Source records

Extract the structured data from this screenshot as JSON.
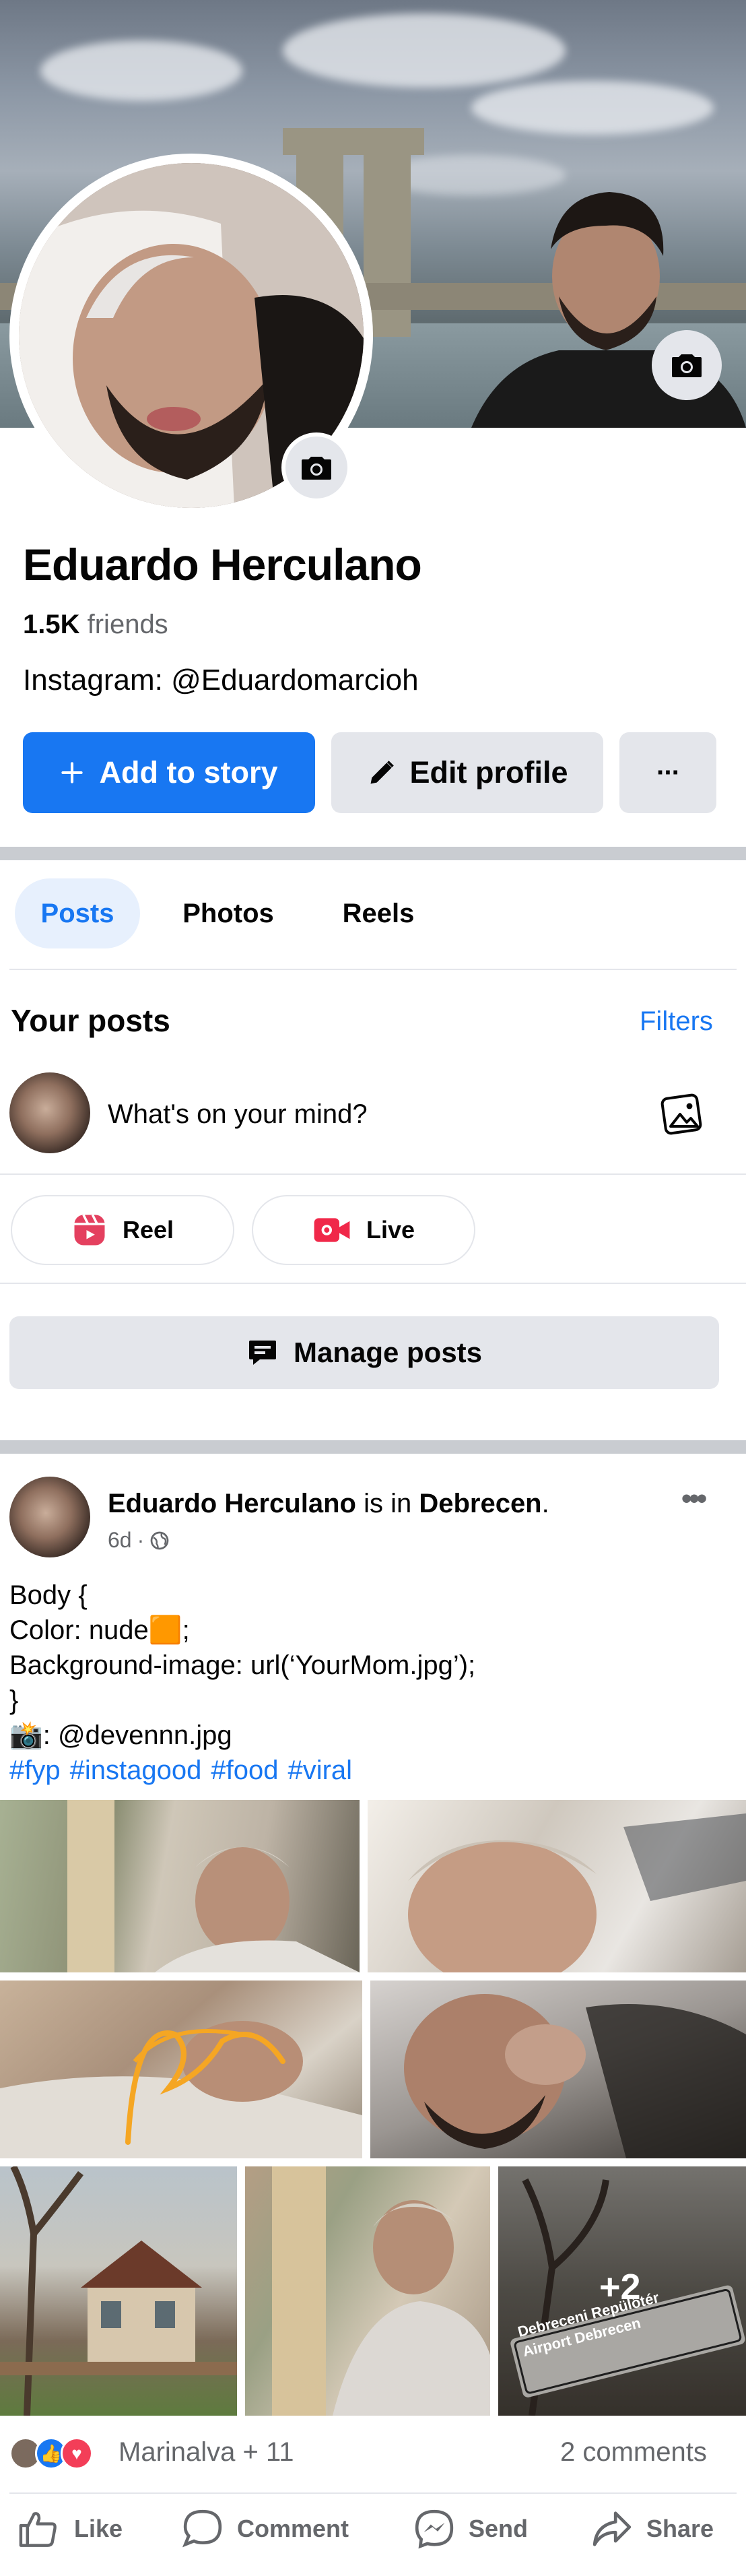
{
  "profile": {
    "name": "Eduardo Herculano",
    "friends_count": "1.5K",
    "friends_label": "friends",
    "bio": "Instagram: @Eduardomarcioh"
  },
  "actions": {
    "add_story_label": "Add to story",
    "edit_profile_label": "Edit profile",
    "more_label": "···"
  },
  "tabs": [
    {
      "label": "Posts",
      "active": true
    },
    {
      "label": "Photos",
      "active": false
    },
    {
      "label": "Reels",
      "active": false
    }
  ],
  "your_posts": {
    "title": "Your posts",
    "filters_label": "Filters",
    "composer_placeholder": "What's on your mind?",
    "reel_label": "Reel",
    "live_label": "Live",
    "manage_posts_label": "Manage posts"
  },
  "post": {
    "author": "Eduardo Herculano",
    "connector": " is in ",
    "place": "Debrecen",
    "time": "6d",
    "text_lines": [
      "Body {",
      "Color: nude🟧;",
      "Background-image: url(‘YourMom.jpg’);",
      "}",
      "📸: @devennn.jpg"
    ],
    "hashtags": [
      "#fyp",
      "#instagood",
      "#food",
      "#viral"
    ],
    "photo_sign_line1": "Debreceni Repülőtér",
    "photo_sign_line2": "Airport Debrecen",
    "more_photos": "+2",
    "reactions_text": "Marinalva + 11",
    "comments_text": "2 comments"
  },
  "post_actions": {
    "like": "Like",
    "comment": "Comment",
    "send": "Send",
    "share": "Share"
  },
  "colors": {
    "brand_blue": "#1877f2",
    "button_gray": "#e4e6eb",
    "secondary_text": "#65676b"
  }
}
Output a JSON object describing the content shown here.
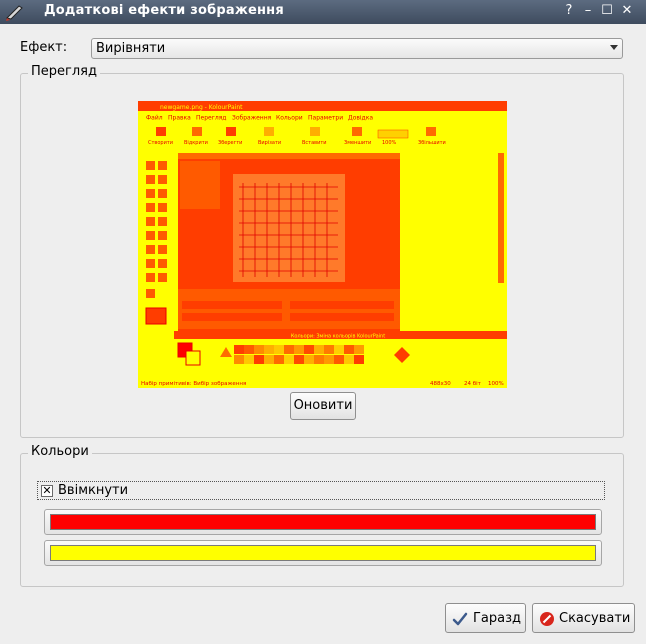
{
  "window": {
    "title": "Додаткові ефекти зображення",
    "help_glyph": "?",
    "minimize_glyph": "–",
    "maximize_glyph": "☐",
    "close_glyph": "✕"
  },
  "effect": {
    "label": "Ефект:",
    "selected": "Вирівняти"
  },
  "preview": {
    "legend": "Перегляд",
    "refresh_label": "Оновити"
  },
  "colors": {
    "legend": "Кольори",
    "enabled_label": "Ввімкнути",
    "enabled_checked": true,
    "check_glyph": "✕",
    "color1": "#ff0000",
    "color2": "#ffff00"
  },
  "buttons": {
    "ok_label": "Гаразд",
    "cancel_label": "Скасувати"
  },
  "preview_screenshot": {
    "title": "newgame.png - KolourPaint",
    "menu": [
      "Файл",
      "Правка",
      "Перегляд",
      "Зображення",
      "Кольори",
      "Параметри",
      "Довідка"
    ],
    "toolbar": [
      "Створити",
      "Відкрити",
      "Зберегти",
      "Вирізати",
      "Вставити",
      "Зменшити",
      "100%",
      "Збільшити"
    ],
    "status_left": "Набір примітивів: Вибір зображення",
    "status_right": [
      "488x30",
      "24 біт",
      "100%"
    ],
    "palette_banner": "Кольори: Зміна кольорів KolourPaint"
  }
}
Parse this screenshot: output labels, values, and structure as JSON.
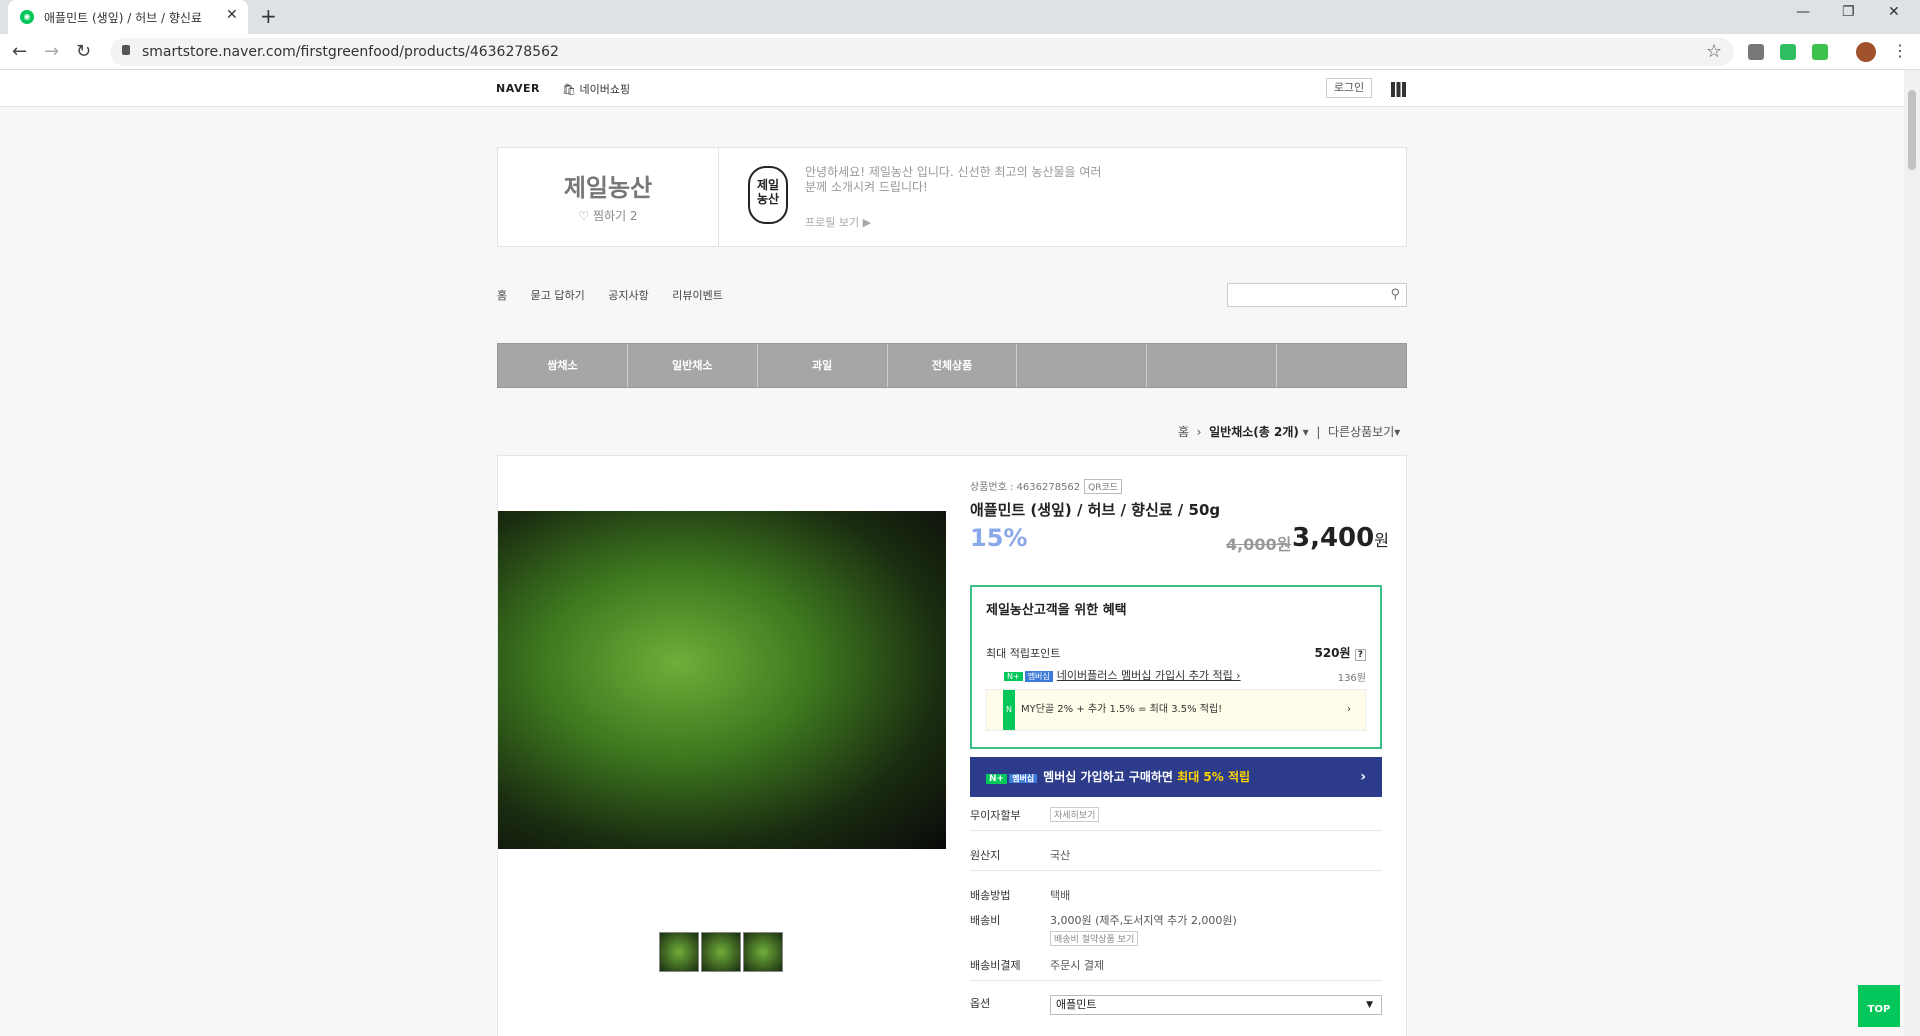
{
  "browser": {
    "tab_title": "애플민트 (생잎) / 허브 / 향신료",
    "url": "smartstore.naver.com/firstgreenfood/products/4636278562"
  },
  "gnb": {
    "naver": "NAVER",
    "shopping": "네이버쇼핑",
    "login": "로그인"
  },
  "store": {
    "name": "제일농산",
    "favorites": "찜하기 2",
    "logo_text": "제일농산",
    "intro": "안녕하세요! 제일농산 입니다. 신선한 최고의 농산물을 여러분께 소개시켜 드립니다!",
    "profile_link": "프로필 보기 ▶"
  },
  "store_nav": [
    "홈",
    "묻고 답하기",
    "공지사항",
    "리뷰이벤트"
  ],
  "categories": [
    "쌈채소",
    "일반채소",
    "과일",
    "전체상품",
    "",
    "",
    ""
  ],
  "breadcrumb": {
    "home": "홈",
    "current": "일반채소(총 2개)",
    "other": "다른상품보기"
  },
  "product": {
    "number_label": "상품번호 : 4636278562",
    "qr": "QR코드",
    "name": "애플민트 (생잎) / 허브 / 향신료 / 50g",
    "discount": "15%",
    "original_price": "4,000원",
    "price": "3,400",
    "price_unit": "원"
  },
  "benefit": {
    "title": "제일농산고객을 위한 혜택",
    "point_label": "최대 적립포인트",
    "point_value": "520원",
    "nplus_badge": "N+",
    "nplus_badge2": "멤버십",
    "nplus_text": "네이버플러스 멤버십 가입시 추가 적립",
    "nplus_value": "136원",
    "my_text": "MY단골 2% + 추가 1.5% = 최대 3.5% 적립!"
  },
  "banner": {
    "text": "멤버십 가입하고 구매하면",
    "highlight": "최대 5% 적립"
  },
  "rows": {
    "installment_label": "무이자할부",
    "installment_btn": "자세히보기",
    "origin_label": "원산지",
    "origin_value": "국산",
    "ship_method_label": "배송방법",
    "ship_method_value": "택배",
    "ship_fee_label": "배송비",
    "ship_fee_value": "3,000원 (제주,도서지역 추가 2,000원)",
    "ship_fee_btn": "배송비 절약상품 보기",
    "ship_pay_label": "배송비결제",
    "ship_pay_value": "주문시 결제",
    "option_label": "옵션",
    "option_value": "애플민트"
  },
  "top_button": "TOP"
}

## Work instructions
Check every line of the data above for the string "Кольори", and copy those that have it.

## Answer box
    "legend": "Кольори",
      "Кольори",
    "palette_banner": "Кольори: Зміна кольорів KolourPaint"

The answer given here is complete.